Although we cannot distinguish the situation involved herein from that involved in Rev. Rul. 74-187 as easily as respondent, we agree with respondent that the record herein reveals that the bank assessed the late charge, primarily, to recoup costs (telephone calls, letters, supervisory reviews, field visits, loan workouts, and note revisions) attendant to its attempt to collect the delinquent loan. Further, we are mindful that a revenue ruling merely represents the Commissioner's position with respect to a particular factual situation; we are not bound to follow its conclusion, for it does not constitute substantive authority in this Court.
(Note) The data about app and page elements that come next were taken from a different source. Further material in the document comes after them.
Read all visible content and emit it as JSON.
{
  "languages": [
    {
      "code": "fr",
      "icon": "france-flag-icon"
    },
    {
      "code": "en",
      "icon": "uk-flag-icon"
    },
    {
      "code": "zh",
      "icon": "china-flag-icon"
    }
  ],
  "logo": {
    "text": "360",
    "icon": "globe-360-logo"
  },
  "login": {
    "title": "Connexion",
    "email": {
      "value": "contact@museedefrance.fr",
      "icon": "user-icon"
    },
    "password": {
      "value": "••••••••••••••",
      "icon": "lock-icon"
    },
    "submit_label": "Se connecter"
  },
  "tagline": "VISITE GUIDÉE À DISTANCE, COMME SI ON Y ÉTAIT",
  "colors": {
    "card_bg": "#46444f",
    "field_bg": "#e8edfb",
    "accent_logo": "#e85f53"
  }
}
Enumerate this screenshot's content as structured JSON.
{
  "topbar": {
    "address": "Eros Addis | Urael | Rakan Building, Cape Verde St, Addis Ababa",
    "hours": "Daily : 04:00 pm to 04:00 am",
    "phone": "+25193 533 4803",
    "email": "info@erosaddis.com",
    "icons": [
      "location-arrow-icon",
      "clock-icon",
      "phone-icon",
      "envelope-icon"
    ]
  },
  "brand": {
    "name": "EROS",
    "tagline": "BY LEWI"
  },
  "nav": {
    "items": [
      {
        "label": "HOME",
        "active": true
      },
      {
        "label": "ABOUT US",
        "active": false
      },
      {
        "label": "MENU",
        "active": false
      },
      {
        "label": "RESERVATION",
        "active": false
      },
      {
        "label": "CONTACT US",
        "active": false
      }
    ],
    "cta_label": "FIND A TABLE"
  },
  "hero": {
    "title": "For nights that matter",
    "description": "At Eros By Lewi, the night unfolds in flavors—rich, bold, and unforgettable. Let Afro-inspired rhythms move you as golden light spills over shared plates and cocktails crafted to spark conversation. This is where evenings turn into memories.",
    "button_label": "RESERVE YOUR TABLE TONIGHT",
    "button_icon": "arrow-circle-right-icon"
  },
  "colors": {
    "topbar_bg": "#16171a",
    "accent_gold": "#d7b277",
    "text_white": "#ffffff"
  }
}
Stark v. Commissioner [Dec. 42,896], 86 T.C. 243, 250-251 (1986).
Deductions are a matter of legislative grace; taxpayers must prove their entitlement thereto. New Colonial Ice Co. v. Helvering [4 USTC ╤ 1292], 292 U.S. 435, 440 (1934); Rule 142(a). Here, petitioners failed to prove that they are entitled to an interest deduction under section 163(a) for the late payment charges on their home mortgage loan.
Decision will be entered for the respondent.